Since I began to discuss publicly the heroin and OxyContin epidemic, I have been stopped in supermarkets, at basketball games and community events. In these brief, private moments, average citizens have shared heartbreaking stories of young lives lost to addiction, of helpless parents searching for treatment beds that don't exist, families being torn apart by the pressure that drug addiction exerts, and of promising young lives lost too soon.
While this anecdotal evidence mounts, I, along with many others, have been searching for answers. What can we do to stem the tide? What can we do to reclaim our young people - to treat those who have already fallen victim to the horror of opiate addiction and to prevent others from going down that dead end road.

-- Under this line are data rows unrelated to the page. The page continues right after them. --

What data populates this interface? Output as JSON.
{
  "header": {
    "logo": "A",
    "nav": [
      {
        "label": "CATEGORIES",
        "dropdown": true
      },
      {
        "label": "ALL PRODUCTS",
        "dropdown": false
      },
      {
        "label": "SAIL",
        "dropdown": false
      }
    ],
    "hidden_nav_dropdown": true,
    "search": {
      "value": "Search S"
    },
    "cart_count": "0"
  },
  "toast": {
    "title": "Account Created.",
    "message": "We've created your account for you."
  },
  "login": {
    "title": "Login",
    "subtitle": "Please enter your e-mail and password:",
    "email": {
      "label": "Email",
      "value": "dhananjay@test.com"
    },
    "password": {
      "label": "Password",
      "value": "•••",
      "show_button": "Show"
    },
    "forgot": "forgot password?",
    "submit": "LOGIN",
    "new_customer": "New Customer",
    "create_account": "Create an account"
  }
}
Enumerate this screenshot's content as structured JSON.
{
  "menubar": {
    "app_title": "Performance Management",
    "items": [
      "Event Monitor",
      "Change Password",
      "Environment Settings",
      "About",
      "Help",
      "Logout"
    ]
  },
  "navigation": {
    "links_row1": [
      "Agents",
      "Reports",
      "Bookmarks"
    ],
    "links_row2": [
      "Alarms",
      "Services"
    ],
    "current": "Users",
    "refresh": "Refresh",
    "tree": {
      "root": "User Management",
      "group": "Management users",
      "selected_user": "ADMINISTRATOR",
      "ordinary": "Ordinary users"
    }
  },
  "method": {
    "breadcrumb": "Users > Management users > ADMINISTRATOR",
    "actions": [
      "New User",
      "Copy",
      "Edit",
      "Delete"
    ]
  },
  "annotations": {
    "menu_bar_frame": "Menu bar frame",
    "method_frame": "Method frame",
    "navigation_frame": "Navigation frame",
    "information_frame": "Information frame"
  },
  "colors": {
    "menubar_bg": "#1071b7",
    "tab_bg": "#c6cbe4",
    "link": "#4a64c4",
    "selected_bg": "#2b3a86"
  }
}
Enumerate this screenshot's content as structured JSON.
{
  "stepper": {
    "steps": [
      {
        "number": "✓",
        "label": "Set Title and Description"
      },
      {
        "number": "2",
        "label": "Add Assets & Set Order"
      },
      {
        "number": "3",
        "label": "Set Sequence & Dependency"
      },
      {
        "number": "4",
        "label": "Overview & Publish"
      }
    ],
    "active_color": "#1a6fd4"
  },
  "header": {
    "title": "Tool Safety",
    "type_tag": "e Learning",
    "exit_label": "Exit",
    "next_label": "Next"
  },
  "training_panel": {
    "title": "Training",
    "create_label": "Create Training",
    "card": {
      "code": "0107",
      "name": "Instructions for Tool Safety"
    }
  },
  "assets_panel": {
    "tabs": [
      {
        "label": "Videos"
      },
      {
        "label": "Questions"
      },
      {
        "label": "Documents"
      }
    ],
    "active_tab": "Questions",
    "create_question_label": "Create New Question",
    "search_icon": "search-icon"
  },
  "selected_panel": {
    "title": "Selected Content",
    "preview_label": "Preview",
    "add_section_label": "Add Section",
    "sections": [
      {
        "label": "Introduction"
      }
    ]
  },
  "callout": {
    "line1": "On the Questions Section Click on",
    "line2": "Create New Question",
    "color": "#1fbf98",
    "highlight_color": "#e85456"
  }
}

As I have met with community groups, concerned citizens, police officers, and national drug enforcement specialists, several key answers have emerged:
• This is not a problem that law enforcement can solve alone. As one police chief said, "We are not going to arrest ourselves out of this one."
• Treatment on demand is essential and simply does not exist in the Commonwealth today at the level required to meet this epidemic.
• Prevention, particularly through aggressive education efforts, is critical and requires committed people, funding, and information to succeed.
• The effects of this epidemic extend well beyond addicts and their friends and families. Many police chiefs are reporting an increase in robberies, house and car break-ins, and other such crimes. That trend will continue as the cost of these drugs increases and more addicts are forced to steal to support their habit.
There is one key component missing that is needed to direct the limited resources of our law enforcement, substance abuse, and prevention agencies: DATA…consistent and comprehensive information of the number of opiate-related fatal and non-fatal overdoses by community.
Without hard, real-time numbers of opiate-related drug overdoses, we will end up spending and wasting more money and time in our fight to stop this epidemic. That is why House Bill 3128, mandating that hospitals report suspected overdoses within 24 hours of treatment, is so essential to our efforts to combat opiate abuse.
Currently, law enforcement agencies learn about fatal and non-fatal overdoses in a piecemeal, haphazard fashion usually months after they have occurred. Sometimes we are notified by the Massachusetts Department of Public Health. Sometimes local police or the medical examiner's office will inform us of overdoses. The bottom line is that this information does not serve us as well as real-time, consistent, and comprehensive reporting required by this legislation would.
Patients receiving treatment will have their anonymity protected.
The information that is needed and which will be most useful is the number of fatal and non-fatal opiate related overdoses occurring in each community.
With that information law enforcement could allocate its limited resources to areas that are experiencing high overdose numbers in order to get the drug traffickers off the streets. For example, over the holidays there were two overdoses in a seaside North Shore community in a short period of time. Had my office been aware of that, the Drug Task Force could have aided the police in that community in investigating drug activity there in an effort to find and arrest the dealers. As it happened, we found out in March, much too late to do anything significant.
Another issue that is stifling our efforts to combat this problem is denial. Denial is a barrier to finding solutions. There are communities that still do not want to acknowledge that heroin and OxyContin abuse have crossed their borders. I can tell you that every one of the 34 cities and towns in Essex County has had at least one opiate-related incident occur in the last year. There is still a strong inclination among some communities to refuse to acknowledge it, or simply not to believe it. I believe that this denial will wither in the face of the real-time numbers required by this bill.
Finally, and perhaps most importantly - until we can document accurately the number of lives lost to these drugs, we will not succeed in securing adequate funds from our state and federal government for treatment and prevention programs. Certainly, as any district attorney will say - without sufficient evidence, the case is lost.
Until and unless we have a consistent and comprehensive data stream which will tell the true story of the havoc wreaked by heroin and OxyContin in this state, this epidemic will continue to take lives.